Big news on the Upper West Side yesterday: Not only did Mayor Bloomberg hold a presser at Lincoln Center for Mercedes-Benz Fashion Week and rename the 1 train “The Fashion Line” (c'mon, that's cute), Fordham Law School saw the official launch of its Fashion Law Institute.

Suits, designers (Charles Nolan and Maria Cornejo among them), academics, and members of the press assembled in a conference room at Fordham Law’s 62nd Street location to hear the Institute’s director, Susan Scafidi, briefly explain its primary functions. The FLI will — among other things — educate new lawyers in the academic fashion-law discipline and offer pro bono legal counseling to designers in need. Interim dean of the law school Michael M. Martin presented remarks on behalf of Senator Chuck Schumer, who said in a statement, “The opening of the Fashion Law Institute will be a huge asset to this juggernaut industry and will be a tremendous resource for law students throughout the country.” And as cameras flashed and shuttered, Council of Fashion Designers of America president Diane Von Furstenberg announced that she will match the CFDA’s $50,000 contribution to the Institute. “As a designer who has been around for a long, long time, I can tell you that a lawyer who understands fashion is an incredibly valuable thing,” she said. Scafidi then handed Von Furstenberg a gavel and asked her to do the honor of officially "opening" the Institute.
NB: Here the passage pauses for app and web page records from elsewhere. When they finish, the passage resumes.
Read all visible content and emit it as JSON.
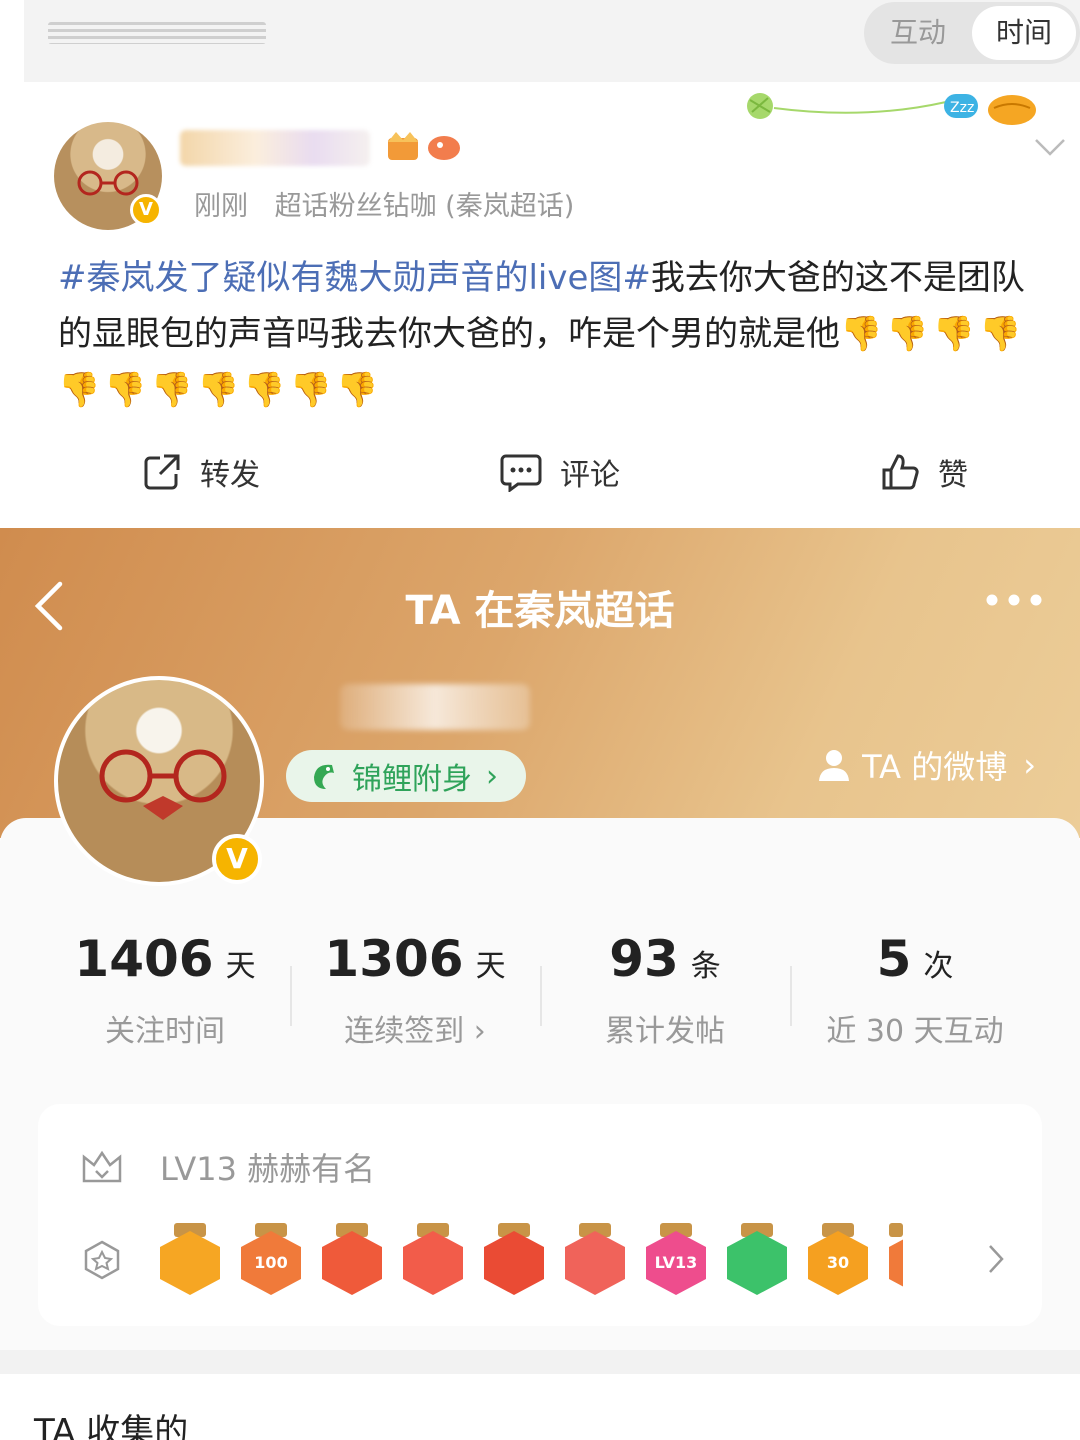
{
  "segment": {
    "tab1": "互动",
    "tab2": "时间"
  },
  "post": {
    "time": "刚刚",
    "source": "超话粉丝钻咖 (秦岚超话)",
    "hashtag1": "#秦岚发了疑似有魏大勋声音的live图#",
    "body": "我去你大爸的这不是团队的显眼包的声音吗我去你大爸的，咋是个男的就是他",
    "emojis": "👎👎👎👎👎👎👎👎👎👎👎",
    "actions": {
      "repost": "转发",
      "comment": "评论",
      "like": "赞"
    }
  },
  "profile": {
    "title": "TA 在秦岚超话",
    "koi_label": "锦鲤附身",
    "ta_weibo": "TA 的微博",
    "verified_badge": "V",
    "stats": [
      {
        "value": "1406",
        "unit": "天",
        "label": "关注时间"
      },
      {
        "value": "1306",
        "unit": "天",
        "label": "连续签到 ›"
      },
      {
        "value": "93",
        "unit": "条",
        "label": "累计发帖"
      },
      {
        "value": "5",
        "unit": "次",
        "label": "近 30 天互动"
      }
    ],
    "level": "LV13 赫赫有名",
    "medal_texts": [
      "",
      "100",
      "",
      "",
      "",
      "",
      "LV13",
      "",
      "30"
    ],
    "collected_title": "TA 收集的"
  },
  "colors": {
    "accent_blue": "#4c6eb5",
    "koi_green": "#2fa35a",
    "vip_gold": "#f6b400",
    "hero_start": "#d08c4e",
    "hero_end": "#eccd98"
  }
}
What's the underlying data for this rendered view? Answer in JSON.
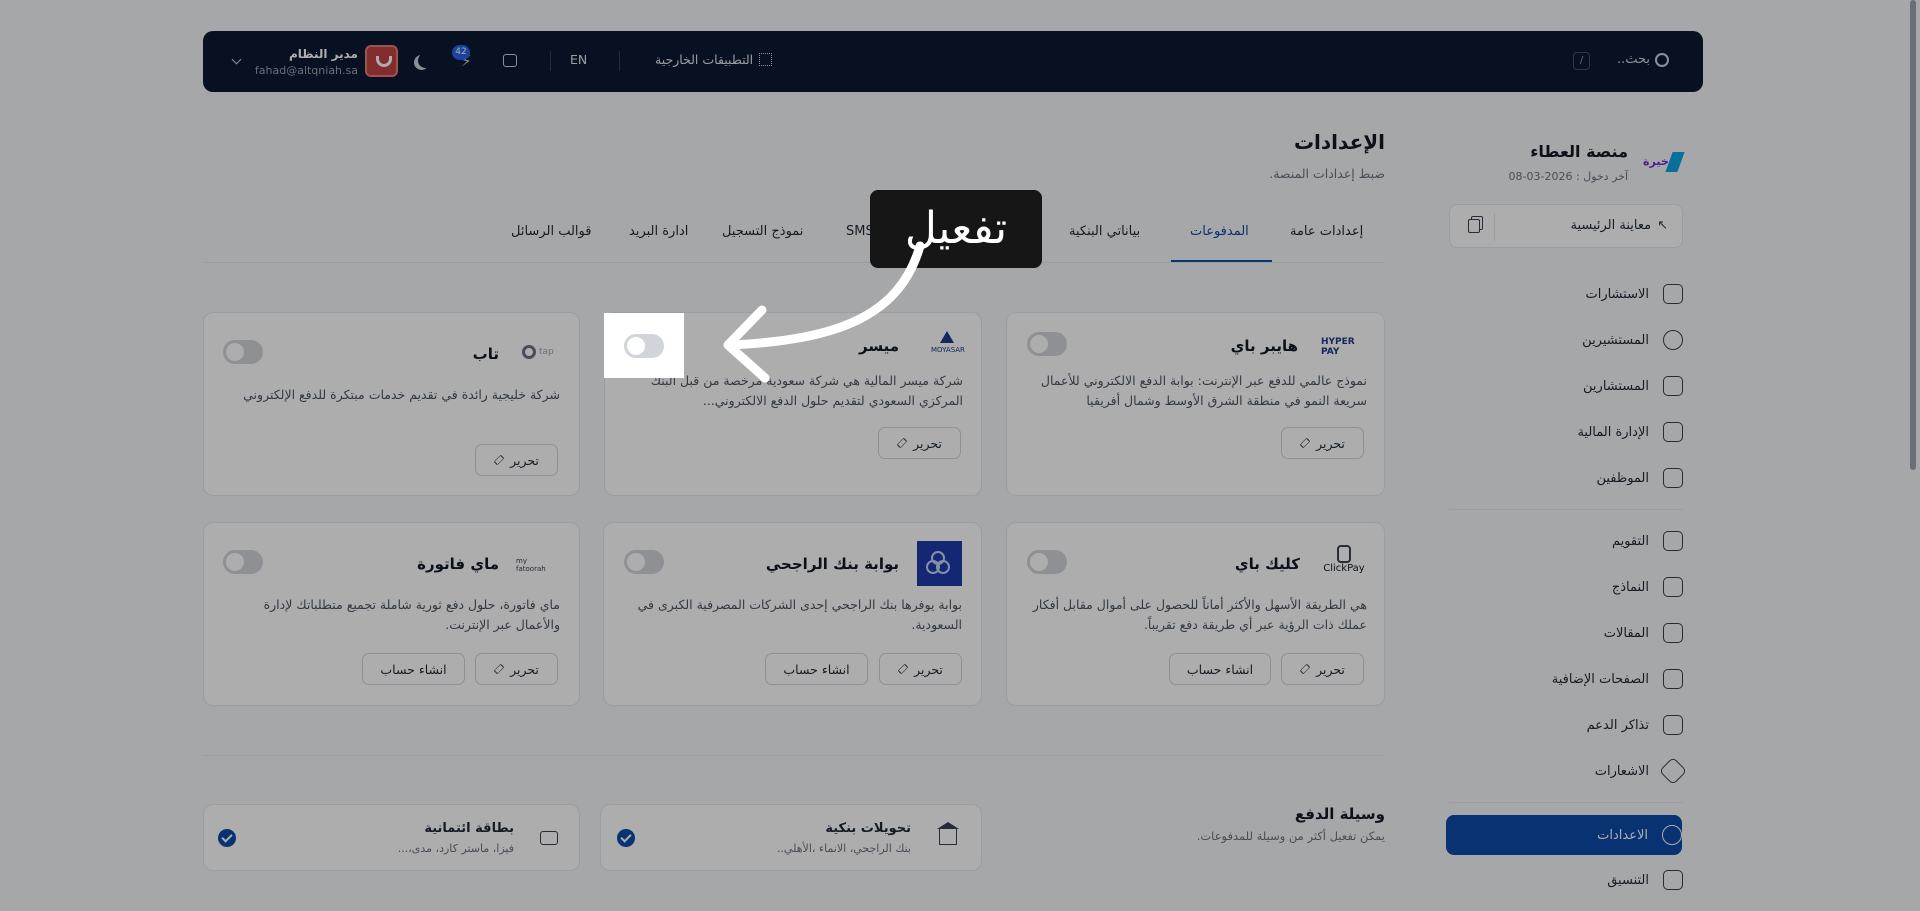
{
  "topbar": {
    "search_placeholder": "بحث..",
    "search_shortcut": "/",
    "external_apps": "التطبيقات الخارجية",
    "language": "EN",
    "notifications_count": "42",
    "user_name": "مدير النظام",
    "user_email": "fahad@altqniah.sa"
  },
  "sidebar": {
    "org_name": "منصة العطاء",
    "last_login": "آخر دخول : 2026-03-08",
    "preview_label": "معاينة الرئيسية",
    "items": [
      {
        "label": "الاستشارات"
      },
      {
        "label": "المستشيرين"
      },
      {
        "label": "المستشارين"
      },
      {
        "label": "الإدارة المالية"
      },
      {
        "label": "الموظفين"
      },
      {
        "label": "التقويم"
      },
      {
        "label": "النماذج"
      },
      {
        "label": "المقالات"
      },
      {
        "label": "الصفحات الإضافية"
      },
      {
        "label": "تذاكر الدعم"
      },
      {
        "label": "الاشعارات"
      },
      {
        "label": "الاعدادات"
      },
      {
        "label": "التنسيق"
      }
    ]
  },
  "page": {
    "title": "الإعدادات",
    "subtitle": "ضبط إعدادات المنصة."
  },
  "tabs": [
    {
      "label": "إعدادات عامة"
    },
    {
      "label": "المدفوعات"
    },
    {
      "label": "بياناتي البنكية"
    },
    {
      "label": "بوابة SMS"
    },
    {
      "label": "نموذج التسجيل"
    },
    {
      "label": "ادارة البريد"
    },
    {
      "label": "قوالب الرسائل"
    }
  ],
  "gateways": {
    "hyperpay": {
      "name": "هايبر باي",
      "logo_text": "HYPER PAY",
      "desc": "نموذج عالمي للدفع عبر الإنترنت: بوابة الدفع الالكتروني للأعمال سريعة النمو في منطقة الشرق الأوسط وشمال أفريقيا",
      "edit": "تحرير"
    },
    "moyasar": {
      "name": "ميسر",
      "logo_text": "MOYASAR",
      "desc": "شركة ميسر المالية هي شركة سعودية مرخصة من قبل البنك المركزي السعودي لتقديم حلول الدفع الالكتروني...",
      "edit": "تحرير"
    },
    "tap": {
      "name": "تاب",
      "logo_text": "tap",
      "desc": "شركة خليجية رائدة في تقديم خدمات مبتكرة للدفع الإلكتروني",
      "edit": "تحرير"
    },
    "clickpay": {
      "name": "كليك باي",
      "logo_text": "ClickPay",
      "desc": "هي الطريقة الأسهل والأكثر أماناً للحصول على أموال مقابل أفكار عملك ذات الرؤية عبر أي طريقة دفع تقريباً.",
      "edit": "تحرير",
      "create": "انشاء حساب"
    },
    "rajhi": {
      "name": "بوابة بنك الراجحي",
      "desc": "بوابة يوفرها بنك الراجحي إحدى الشركات المصرفية الكبرى في السعودية.",
      "edit": "تحرير",
      "create": "انشاء حساب"
    },
    "myfatoorah": {
      "name": "ماي فاتورة",
      "logo_text": "my fatoorah",
      "desc": "ماي فاتورة، حلول دفع ثورية شاملة تجميع متطلباتك لإدارة والأعمال عبر الإنترنت.",
      "edit": "تحرير",
      "create": "انشاء حساب"
    }
  },
  "payment_methods": {
    "title": "وسيلة الدفع",
    "subtitle": "يمكن تفعيل أكثر من وسيلة للمدفوعات.",
    "bank_transfer": {
      "name": "تحويلات بنكية",
      "desc": "بنك الراجحي، الانماء ،الأهلي.."
    },
    "credit_card": {
      "name": "بطاقة ائتمانية",
      "desc": "فيزا، ماستر كارد، مدى،..."
    }
  },
  "tooltip": {
    "text": "تفعيل"
  },
  "colors": {
    "accent": "#0c4aa8",
    "topbar": "#0b1a33"
  }
}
Von Furstenberg’s priceless response: “Should I hit you on the head?”

Though Schumer was not present, the bill he recently introduced in the Senate, the Innovative Design Protection and Piracy Prevention Act, was lauded as a significant step forward for the American fashion industry. “What’s really important is that this bill is the result of eighteen months of meetings between the CFDA and the American Apparel and Footwear Association, who opposed the original legislation that got introduced into the House,” CFDA executive director Steven Kolb told The Cut. “But they support this bill and that’s to the senator’s testament, that he said, ‘Look, the AAFA and CFDA have more in common than you have differences’ and brought us together ... How can anybody object to a designer having the right to own their own creation?"